Even if capital requirements are, technically speaking, a form of government intervention, large-scale bailouts are an intervention far more offensive to libertarian sensibilities, as they combine a reward for excessive risk-taking with massive amounts of government money. There are only two politically viable alternatives, and higher capital requirements are the more market-friendly one. Better-designed “necessary evils” make it so we never need to use the unnecessary ones.

Conclusion: No neutral design

One can be a libertarian and still work in the financial sector, the same way one can work in arms manufacturing, or for the police, or any other government body. There is a whole universe of policies relevant to the libertarian project separate from those industries. And, as Asness points out, most libertarians aren’t anarchists. Nevertheless, the entire financial sector is a creature of the state. Expanding the set of available actions to financial institutions isn’t a question of more versus less government; it’s a question of one set of policy choices versus the other.

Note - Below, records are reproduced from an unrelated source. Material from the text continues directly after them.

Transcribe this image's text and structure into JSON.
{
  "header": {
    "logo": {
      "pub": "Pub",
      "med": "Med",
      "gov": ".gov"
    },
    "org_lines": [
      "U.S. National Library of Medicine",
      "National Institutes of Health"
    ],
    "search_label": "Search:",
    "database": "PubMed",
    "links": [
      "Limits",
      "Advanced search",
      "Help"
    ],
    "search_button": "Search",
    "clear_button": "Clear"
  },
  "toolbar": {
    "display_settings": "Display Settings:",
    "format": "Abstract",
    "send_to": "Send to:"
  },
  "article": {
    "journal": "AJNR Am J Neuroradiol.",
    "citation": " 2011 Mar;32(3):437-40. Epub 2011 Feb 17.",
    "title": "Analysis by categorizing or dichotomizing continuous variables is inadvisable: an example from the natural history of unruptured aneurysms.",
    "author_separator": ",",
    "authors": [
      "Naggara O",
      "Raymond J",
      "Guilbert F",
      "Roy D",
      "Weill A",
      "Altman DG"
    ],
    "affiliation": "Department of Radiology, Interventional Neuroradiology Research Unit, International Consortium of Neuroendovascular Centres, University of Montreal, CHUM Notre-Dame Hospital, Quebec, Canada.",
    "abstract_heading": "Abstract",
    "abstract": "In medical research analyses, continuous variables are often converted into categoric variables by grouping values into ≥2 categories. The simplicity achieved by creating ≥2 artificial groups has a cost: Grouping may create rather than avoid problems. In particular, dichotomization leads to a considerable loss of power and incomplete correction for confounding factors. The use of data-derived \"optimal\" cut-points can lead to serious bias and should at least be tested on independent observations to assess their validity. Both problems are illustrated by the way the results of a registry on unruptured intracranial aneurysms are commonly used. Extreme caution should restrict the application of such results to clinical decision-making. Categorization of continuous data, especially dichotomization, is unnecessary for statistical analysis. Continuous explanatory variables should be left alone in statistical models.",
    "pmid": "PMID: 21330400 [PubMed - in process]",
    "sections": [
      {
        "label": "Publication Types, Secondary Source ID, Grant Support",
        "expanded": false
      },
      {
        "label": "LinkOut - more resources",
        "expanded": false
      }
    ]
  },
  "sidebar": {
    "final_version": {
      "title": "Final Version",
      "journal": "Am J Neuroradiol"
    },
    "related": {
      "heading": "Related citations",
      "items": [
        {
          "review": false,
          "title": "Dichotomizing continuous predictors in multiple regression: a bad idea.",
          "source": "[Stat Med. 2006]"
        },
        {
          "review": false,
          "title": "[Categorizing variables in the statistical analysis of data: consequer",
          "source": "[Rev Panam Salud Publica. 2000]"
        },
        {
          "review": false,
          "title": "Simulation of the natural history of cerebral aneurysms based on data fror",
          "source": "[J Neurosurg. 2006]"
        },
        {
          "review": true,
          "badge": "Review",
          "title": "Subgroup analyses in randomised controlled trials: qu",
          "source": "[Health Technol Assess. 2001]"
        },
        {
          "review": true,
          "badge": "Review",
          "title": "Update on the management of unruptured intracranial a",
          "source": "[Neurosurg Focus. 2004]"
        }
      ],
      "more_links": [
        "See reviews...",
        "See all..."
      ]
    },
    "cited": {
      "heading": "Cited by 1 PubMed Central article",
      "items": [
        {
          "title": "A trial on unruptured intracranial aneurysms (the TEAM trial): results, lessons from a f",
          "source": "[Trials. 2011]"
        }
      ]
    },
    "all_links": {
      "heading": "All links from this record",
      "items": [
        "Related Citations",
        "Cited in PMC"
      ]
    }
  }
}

Virtually every other facet of life is also shaped directly or indirectly by policy, but what makes finance different from a libertarian perspective is that cannot function like an industry in the “real economy.” If our government were like a Nozickian state backed into without really trying, which respected liberty of contract and property rights but did little else, the day-to-day functioning of the butcher, baker, and candlestick maker wouldn’t look too different from a legal regime with LLCs, bankruptcy laws, and all the other legal institutions common to today’s corporate world. As explained above, the financial sector is different, and its basic design is to work within the legal infrastructure created by government.

In finance as in the current pandemic, restrictions on what could be fairly described as liberty of contract and association are necessary when individuals simply cannot internalize their risk-taking to the extent necessary to avoid serious harm to others. And in both cases, straightforward rules are necessary to prevent catastrophes that will lead to even more aggressive and unjust interventions in the future. For the sake of preventing the “contagion” of default and massive upward redistribution in the form of bailouts, our financial sector must be made both leaner and more robust by recognizing the inherent risks posed by the industry, and the fact that it relies on the state to exist.